TASK GOAL — Reproduce the whole listing exactly.

EXERCISE DATA —
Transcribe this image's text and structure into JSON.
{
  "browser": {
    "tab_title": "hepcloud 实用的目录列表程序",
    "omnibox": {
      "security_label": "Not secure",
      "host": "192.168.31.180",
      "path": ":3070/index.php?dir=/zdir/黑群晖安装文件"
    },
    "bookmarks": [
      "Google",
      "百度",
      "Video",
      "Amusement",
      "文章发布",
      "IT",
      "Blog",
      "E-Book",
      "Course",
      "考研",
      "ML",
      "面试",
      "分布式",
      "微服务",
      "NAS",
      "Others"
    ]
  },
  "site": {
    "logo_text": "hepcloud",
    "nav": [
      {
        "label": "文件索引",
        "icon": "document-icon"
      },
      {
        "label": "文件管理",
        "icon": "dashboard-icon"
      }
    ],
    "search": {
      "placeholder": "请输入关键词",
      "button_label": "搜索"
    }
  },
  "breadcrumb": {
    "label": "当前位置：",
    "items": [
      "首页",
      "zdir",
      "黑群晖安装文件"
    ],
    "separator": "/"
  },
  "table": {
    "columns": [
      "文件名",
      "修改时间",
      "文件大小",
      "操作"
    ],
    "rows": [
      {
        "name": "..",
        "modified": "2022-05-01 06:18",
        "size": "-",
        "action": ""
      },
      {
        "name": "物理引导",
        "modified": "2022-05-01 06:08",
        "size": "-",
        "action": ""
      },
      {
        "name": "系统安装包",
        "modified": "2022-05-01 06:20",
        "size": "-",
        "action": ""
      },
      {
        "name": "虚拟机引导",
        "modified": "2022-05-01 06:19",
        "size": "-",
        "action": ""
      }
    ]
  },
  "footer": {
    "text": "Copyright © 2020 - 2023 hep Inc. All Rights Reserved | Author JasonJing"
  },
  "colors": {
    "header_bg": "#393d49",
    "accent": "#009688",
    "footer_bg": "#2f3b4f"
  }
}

EXERCISE SOLUTION —
Transcribe this image's text and structure into JSON.
{
  "browser": {
    "tab_title": "hepcloud 实用的目录列表程序",
    "omnibox": {
      "security_label": "Not secure",
      "host": "192.168.31.180",
      "path": ":3070/index.php?dir=/zdir/黑群晖安装文件"
    },
    "bookmarks": [
      "Google",
      "百度",
      "Video",
      "Amusement",
      "文章发布",
      "IT",
      "Blog",
      "E-Book",
      "Course",
      "考研",
      "ML",
      "面试",
      "分布式",
      "微服务",
      "NAS",
      "Others"
    ]
  },
  "site": {
    "logo_text": "hepcloud",
    "nav": [
      {
        "label": "文件索引",
        "icon": "document-icon"
      },
      {
        "label": "文件管理",
        "icon": "dashboard-icon"
      }
    ],
    "search": {
      "placeholder": "请输入关键词",
      "button_label": "搜索"
    }
  },
  "breadcrumb": {
    "label": "当前位置：",
    "items": [
      "首页",
      "zdir",
      "黑群晖安装文件"
    ],
    "separator": "/"
  },
  "table": {
    "columns": [
      "文件名",
      "修改时间",
      "文件大小",
      "操作"
    ],
    "rows": [
      {
        "name": "..",
        "modified": "2022-05-01 06:18",
        "size": "-",
        "action": ""
      },
      {
        "name": "物理引导",
        "modified": "2022-05-01 06:08",
        "size": "-",
        "action": ""
      },
      {
        "name": "系统安装包",
        "modified": "2022-05-01 06:20",
        "size": "-",
        "action": ""
      },
      {
        "name": "虚拟机引导",
        "modified": "2022-05-01 06:19",
        "size": "-",
        "action": ""
      }
    ]
  },
  "footer": {
    "text": "Copyright © 2020 - 2023 hep Inc. All Rights Reserved | Author JasonJing"
  },
  "colors": {
    "header_bg": "#393d49",
    "accent": "#009688",
    "footer_bg": "#2f3b4f"
  }
}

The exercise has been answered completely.